“All happy families are alike; each unhappy family is unhappy in its own way”.
So begins the epic novel Anna Karenina. Tolstoy was talking about high Russian society, but he could equally have been observing football clubs. Title-chasing sides have a distinctive air of togetherness; no relegation-threatened camp has anything other than its own brand of tension and friction.
A winless run heightens all the tensions, of course, and we’re on a shocker. Depending on your statistical and emotional taste, it’s the worst run since 1985, 1957, 1946 or the Norman Conquest. It’s left us disappointed, frustrated and angry – and susceptible to negative feelings and stories.
An article yesterday stated that Alex Neil had lost the players, that many now disliked him. A friend of a friend had picked this up (possibly at third hand) from an interpreter who did some work at the club.
We know such stories get exaggerated in each re-telling, if they start with any truth at all. But I have news for the writer of the article. Yes, there’ll be discontent when a team have lost 9 of the last 10. When you have 25 players of more-or-less equal ability and the manager is trying different permutations, some players will feel they’re not getting a fair crack of the whip.
And under the intense pressures of the Premier League, I wouldn’t be surprised if Alex Neil had said the odd sharp thing to one or two of them.
The worry would be if they didn’t care, as Newcastle fans suspect about some of their players. I don’t believe for a moment that’s true at Norwich.
No-one wants to go down. The question is: can we channel enough of that fear into determined, and ultimately successful, performances? After Saturday, most City fans seem to be giving an emphatic ‘no’ to that question.
I’m not here to argue that we’ll stay up, but neither am I so sure that we’re condemned to go down. I’m surrounded by certainty but – as happens quite often in life – my own feelings are mainly doubt and confusion.
Yes, after Saturday it’s easy to say we lack the fight and determination to claw our way to safety. But that wasn’t remotely the case against Leicester and Chelsea, or indeed West Ham. In three of our last four games we’ve shown plenty of heart – that doesn’t look like a lost dressing room to me.
The dilemma is this. We’ve played with conviction and will against teams like the league leaders and reigning champions where it was likely (and indeed proved the case) that we wouldn’t get anything tangible to show for our efforts. Where those same qualities might have brought reward – Bournemouth, Villa, Swansea – we haven’t shown them.

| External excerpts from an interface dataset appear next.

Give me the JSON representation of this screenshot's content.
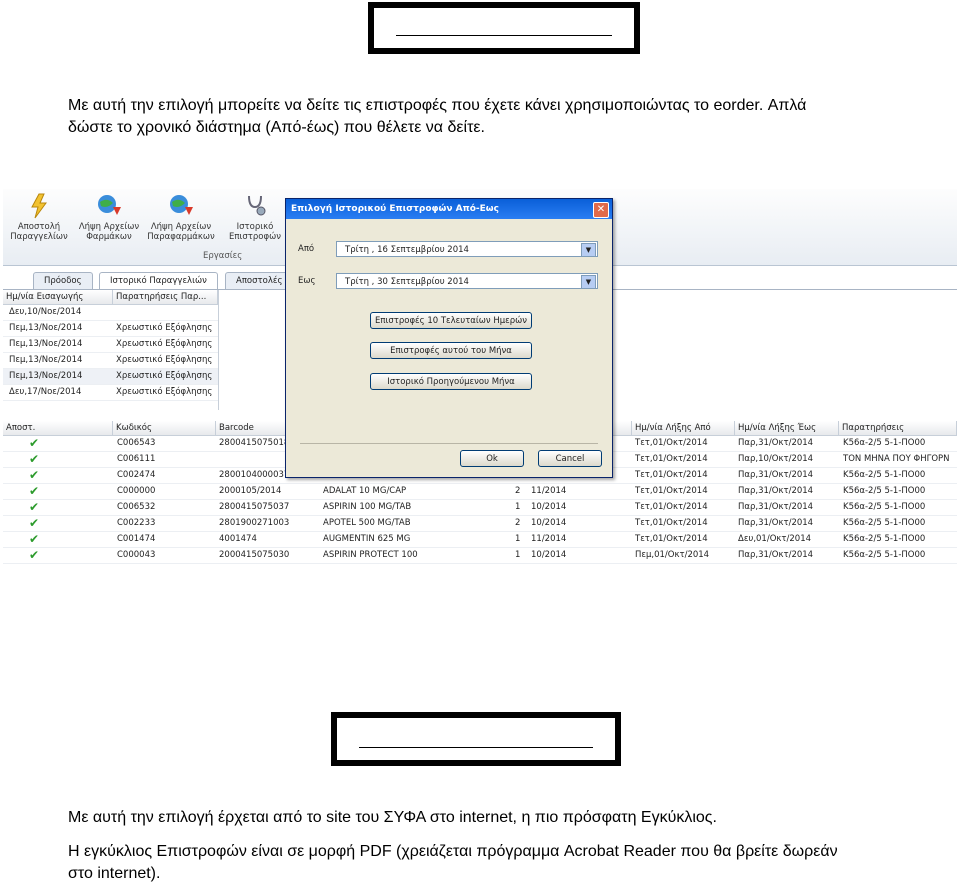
{
  "section1": {
    "paragraph_line1": "Με αυτή την επιλογή μπορείτε να δείτε τις επιστροφές που έχετε κάνει χρησιμοποιώντας το eorder. Απλά",
    "paragraph_line2": "δώστε το χρονικό διάστημα (Από-έως) που θέλετε να δείτε."
  },
  "app": {
    "ribbon": {
      "buttons": [
        "Αποστολή Παραγγελίων",
        "Λήψη Αρχείων Φαρμάκων",
        "Λήψη Αρχείων Παραφαρμάκων",
        "Ιστορικό Επιστροφών"
      ],
      "group_label": "Εργασίες"
    },
    "tabs": [
      "Πρόοδος",
      "Ιστορικό Παραγγελιών",
      "Αποστολές"
    ],
    "upper_table": {
      "headers": [
        "Ημ/νία Εισαγωγής",
        "Παρατηρήσεις Παρ..."
      ],
      "rows": [
        [
          "Δευ,10/Νοε/2014",
          ""
        ],
        [
          "Πεμ,13/Νοε/2014",
          "Χρεωστικό Εξόφλησης"
        ],
        [
          "Πεμ,13/Νοε/2014",
          "Χρεωστικό Εξόφλησης"
        ],
        [
          "Πεμ,13/Νοε/2014",
          "Χρεωστικό Εξόφλησης"
        ],
        [
          "Πεμ,13/Νοε/2014",
          "Χρεωστικό Εξόφλησης"
        ],
        [
          "Δευ,17/Νοε/2014",
          "Χρεωστικό Εξόφλησης"
        ]
      ]
    },
    "lower_table": {
      "headers": [
        "Αποστ.",
        "Κωδικός",
        "Barcode",
        "Ημ/νία Λήξης Από",
        "Ημ/νία Λήξης Έως",
        "Παρατηρήσεις"
      ],
      "rows": [
        {
          "code": "C006543",
          "barcode": "2800415075018",
          "desc": "",
          "qty": "",
          "date": "",
          "from": "Τετ,01/Οκτ/2014",
          "to": "Παρ,31/Οκτ/2014",
          "note": "Κ56α-2/5 5-1-ΠΟ00"
        },
        {
          "code": "C006111",
          "barcode": "",
          "desc": "",
          "qty": "",
          "date": "",
          "from": "Τετ,01/Οκτ/2014",
          "to": "Παρ,10/Οκτ/2014",
          "note": "ΤΟΝ ΜΗΝΑ ΠΟΥ ΦΗΓΟΡΝ"
        },
        {
          "code": "C002474",
          "barcode": "2800104000037",
          "desc": "",
          "qty": "",
          "date": "",
          "from": "Τετ,01/Οκτ/2014",
          "to": "Παρ,31/Οκτ/2014",
          "note": "Κ56α-2/5 5-1-ΠΟ00"
        },
        {
          "code": "C000000",
          "barcode": "2000105/2014",
          "desc": "ADALAT 10 MG/CAP",
          "qty": "2",
          "date": "11/2014",
          "from": "Τετ,01/Οκτ/2014",
          "to": "Παρ,31/Οκτ/2014",
          "note": "Κ56α-2/5 5-1-ΠΟ00"
        },
        {
          "code": "C006532",
          "barcode": "2800415075037",
          "desc": "ASPIRIN 100 MG/TAB",
          "qty": "1",
          "date": "10/2014",
          "from": "Τετ,01/Οκτ/2014",
          "to": "Παρ,31/Οκτ/2014",
          "note": "Κ56α-2/5 5-1-ΠΟ00"
        },
        {
          "code": "C002233",
          "barcode": "2801900271003",
          "desc": "APOTEL 500 MG/TAB",
          "qty": "2",
          "date": "10/2014",
          "from": "Τετ,01/Οκτ/2014",
          "to": "Παρ,31/Οκτ/2014",
          "note": "Κ56α-2/5 5-1-ΠΟ00"
        },
        {
          "code": "C001474",
          "barcode": "4001474",
          "desc": "AUGMENTIN 625 MG",
          "qty": "1",
          "date": "11/2014",
          "from": "Τετ,01/Οκτ/2014",
          "to": "Δευ,01/Οκτ/2014",
          "note": "Κ56α-2/5 5-1-ΠΟ00"
        },
        {
          "code": "C000043",
          "barcode": "2000415075030",
          "desc": "ASPIRIN PROTECT 100",
          "qty": "1",
          "date": "10/2014",
          "from": "Πεμ,01/Οκτ/2014",
          "to": "Παρ,31/Οκτ/2014",
          "note": "Κ56α-2/5 5-1-ΠΟ00"
        }
      ]
    },
    "dialog": {
      "title": "Επιλογή Ιστορικού Επιστροφών Από-Εως",
      "from_label": "Από",
      "to_label": "Εως",
      "from_value": "Τρίτη , 16  Σεπτεμβρίου 2014",
      "to_value": "Τρίτη , 30  Σεπτεμβρίου 2014",
      "btn1": "Επιστροφές 10 Τελευταίων Ημερών",
      "btn2": "Επιστροφές αυτού του Μήνα",
      "btn3": "Ιστορικό Προηγούμενου Μήνα",
      "ok": "Ok",
      "cancel": "Cancel"
    }
  },
  "section2": {
    "line1": "Με αυτή την επιλογή έρχεται από το site του ΣΥΦΑ στο internet, η πιο πρόσφατη Εγκύκλιος.",
    "line2": "Η εγκύκλιος Επιστροφών είναι σε μορφή PDF (χρειάζεται πρόγραμμα Acrobat Reader που θα βρείτε δωρεάν",
    "line3": "στο internet)."
  }
}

What is it? Do we shake off inhibitions when the odds are against us, but freeze when the expectations are greater? Are we over-anxious not to let such games slip from us (and because of that, let them slip)? Is 3CBs the one formation that allows us to play to our strengths, and should therefore be our standard?
Irrespective of the truth of third-hand gossip, the run has understandably called Alex Neil’s job into question.
In this case I’ll nail my colours to the mast: I want to keep him. Yes, he’s learning in the cauldron of the Premier League and his inexperience has probably cost us a few points. However, his special qualities brought us to success last year; given time, I’m convinced they’ll do so again.
I try to listen to all the arguments on City issues. One line that doesn’t persuade me is that, faced with a run like ours, many other clubs would ditch their manager. It’s true – but to me it reflects poorly on football rather than on Alex Neil.
I’m indebted to Ed Couzens-Lake for a different stat. In our top-flight season of 1972-73, we had a run worse than the current one – but we stuck with our raw young manager, and survived.
The relegation picture is simplifying itself. Nine games to go; Villa are down, together with two of City, Newcastle and Sunderland. Newcastle look most divided and hopeless, Sunderland perhaps least fragile, City inbetween. But with just point between them and 27 to play for, we can’t be sure of anything except twists and turns.
Going back to the pivotal question, can we break our present cycle and get the points we need? The run, and performances like Saturday’s, obviously raise doubts. Here’s my view for what it’s worth. If we can hold our nerve and stick together, there’s enough experience, will and heart in our club to get us out of trouble. I’m talking about our management and players – and our fans.
It’s a big ‘if’, of course. I’m reminded of another quote, this time shifting from Russia to America. Facing the decision to declare independence for his country (an even more significant challenge than City’s to stay in the PL), Ben Franklin reminded his fellow rebels:
“We must all hang together or, most assuredly, we shall all hang separately.”